AIM OF THE TASK —
Make an exact copy of all the data, pictures excluded.

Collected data
◇ ◇ ◇ ◇ ◇

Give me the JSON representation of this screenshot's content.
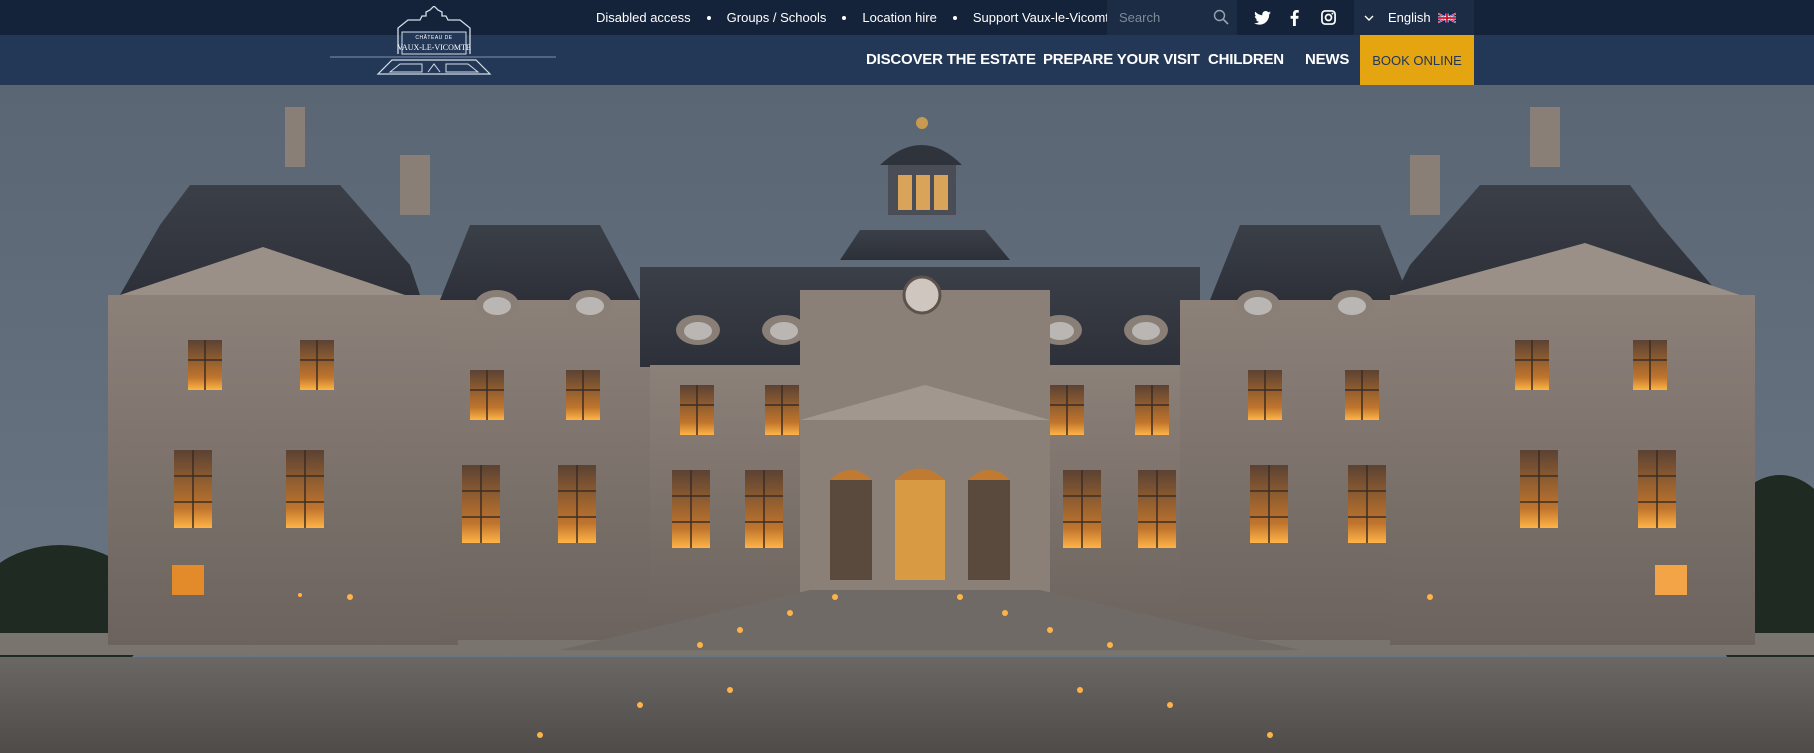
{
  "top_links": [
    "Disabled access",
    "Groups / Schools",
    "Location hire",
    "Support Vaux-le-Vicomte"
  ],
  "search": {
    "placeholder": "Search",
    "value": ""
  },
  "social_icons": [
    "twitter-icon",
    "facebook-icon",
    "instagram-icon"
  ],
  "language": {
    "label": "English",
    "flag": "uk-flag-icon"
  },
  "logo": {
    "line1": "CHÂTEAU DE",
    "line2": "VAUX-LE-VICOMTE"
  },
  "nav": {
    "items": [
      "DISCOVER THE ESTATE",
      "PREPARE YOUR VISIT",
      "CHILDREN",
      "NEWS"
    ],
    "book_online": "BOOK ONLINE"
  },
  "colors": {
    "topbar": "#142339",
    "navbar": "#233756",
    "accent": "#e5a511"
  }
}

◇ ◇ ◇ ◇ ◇

SOLUTION TO THIS TASK —
Give me the JSON representation of this screenshot's content.
{
  "top_links": [
    "Disabled access",
    "Groups / Schools",
    "Location hire",
    "Support Vaux-le-Vicomte"
  ],
  "search": {
    "placeholder": "Search",
    "value": ""
  },
  "social_icons": [
    "twitter-icon",
    "facebook-icon",
    "instagram-icon"
  ],
  "language": {
    "label": "English",
    "flag": "uk-flag-icon"
  },
  "logo": {
    "line1": "CHÂTEAU DE",
    "line2": "VAUX-LE-VICOMTE"
  },
  "nav": {
    "items": [
      "DISCOVER THE ESTATE",
      "PREPARE YOUR VISIT",
      "CHILDREN",
      "NEWS"
    ],
    "book_online": "BOOK ONLINE"
  },
  "colors": {
    "topbar": "#142339",
    "navbar": "#233756",
    "accent": "#e5a511"
  }
}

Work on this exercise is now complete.